WORK INSTRUCTIONS:
The word "this" marks the lines to copy; find all of them in the entries below.

(Web page and app entries)
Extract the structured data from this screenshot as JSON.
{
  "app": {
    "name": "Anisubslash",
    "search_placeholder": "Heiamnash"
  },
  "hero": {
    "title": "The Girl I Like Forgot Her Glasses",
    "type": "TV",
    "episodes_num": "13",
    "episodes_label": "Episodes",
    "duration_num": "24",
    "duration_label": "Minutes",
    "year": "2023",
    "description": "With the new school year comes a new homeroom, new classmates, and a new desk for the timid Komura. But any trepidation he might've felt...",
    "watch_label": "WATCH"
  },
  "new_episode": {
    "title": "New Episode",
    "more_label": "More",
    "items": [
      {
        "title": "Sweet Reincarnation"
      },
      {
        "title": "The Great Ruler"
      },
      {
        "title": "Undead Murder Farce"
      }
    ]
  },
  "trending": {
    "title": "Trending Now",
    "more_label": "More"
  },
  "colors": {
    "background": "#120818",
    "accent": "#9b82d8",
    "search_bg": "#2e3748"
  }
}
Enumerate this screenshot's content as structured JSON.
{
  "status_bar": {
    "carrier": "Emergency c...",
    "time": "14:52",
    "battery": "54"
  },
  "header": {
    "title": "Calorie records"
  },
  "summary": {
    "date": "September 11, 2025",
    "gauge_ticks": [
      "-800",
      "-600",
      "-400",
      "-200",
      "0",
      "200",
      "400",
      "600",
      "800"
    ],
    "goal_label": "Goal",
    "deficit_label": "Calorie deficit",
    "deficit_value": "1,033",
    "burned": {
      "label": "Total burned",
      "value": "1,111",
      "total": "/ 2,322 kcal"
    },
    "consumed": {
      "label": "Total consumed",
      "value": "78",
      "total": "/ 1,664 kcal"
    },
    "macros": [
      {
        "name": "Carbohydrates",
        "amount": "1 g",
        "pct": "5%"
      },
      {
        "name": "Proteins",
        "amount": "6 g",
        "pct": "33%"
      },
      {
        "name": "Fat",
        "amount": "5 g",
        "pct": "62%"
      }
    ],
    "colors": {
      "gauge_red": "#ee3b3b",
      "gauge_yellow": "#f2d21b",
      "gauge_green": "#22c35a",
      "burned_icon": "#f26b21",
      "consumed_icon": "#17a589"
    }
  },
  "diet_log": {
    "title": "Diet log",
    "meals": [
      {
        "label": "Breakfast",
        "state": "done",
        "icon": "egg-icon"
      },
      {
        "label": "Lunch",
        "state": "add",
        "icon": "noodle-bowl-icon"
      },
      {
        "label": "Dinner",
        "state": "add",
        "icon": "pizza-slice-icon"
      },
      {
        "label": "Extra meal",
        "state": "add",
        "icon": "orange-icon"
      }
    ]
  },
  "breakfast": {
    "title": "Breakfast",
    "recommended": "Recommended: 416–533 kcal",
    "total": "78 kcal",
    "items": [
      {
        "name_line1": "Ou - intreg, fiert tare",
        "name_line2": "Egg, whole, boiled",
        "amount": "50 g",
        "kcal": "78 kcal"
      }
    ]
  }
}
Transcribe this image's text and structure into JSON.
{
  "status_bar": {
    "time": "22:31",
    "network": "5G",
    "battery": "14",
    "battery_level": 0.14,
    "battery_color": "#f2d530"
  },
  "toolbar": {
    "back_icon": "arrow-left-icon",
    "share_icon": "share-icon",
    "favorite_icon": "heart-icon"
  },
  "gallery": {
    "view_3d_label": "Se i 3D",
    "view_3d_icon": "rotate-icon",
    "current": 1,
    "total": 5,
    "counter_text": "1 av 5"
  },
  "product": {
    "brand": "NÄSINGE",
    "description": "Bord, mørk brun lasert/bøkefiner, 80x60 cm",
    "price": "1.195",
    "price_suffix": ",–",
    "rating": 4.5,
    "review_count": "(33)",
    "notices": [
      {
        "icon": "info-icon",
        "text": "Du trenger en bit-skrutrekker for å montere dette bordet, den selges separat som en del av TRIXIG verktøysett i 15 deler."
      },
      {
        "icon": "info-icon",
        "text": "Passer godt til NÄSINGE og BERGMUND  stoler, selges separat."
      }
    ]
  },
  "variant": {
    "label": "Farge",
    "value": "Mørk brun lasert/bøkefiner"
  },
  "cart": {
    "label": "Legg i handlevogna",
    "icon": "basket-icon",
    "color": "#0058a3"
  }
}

SOLUTION TO THE EXERCISE:
Extract the structured data from this screenshot as JSON.
Enumerate this screenshot's content as structured JSON.
Transcribe this image's text and structure into JSON.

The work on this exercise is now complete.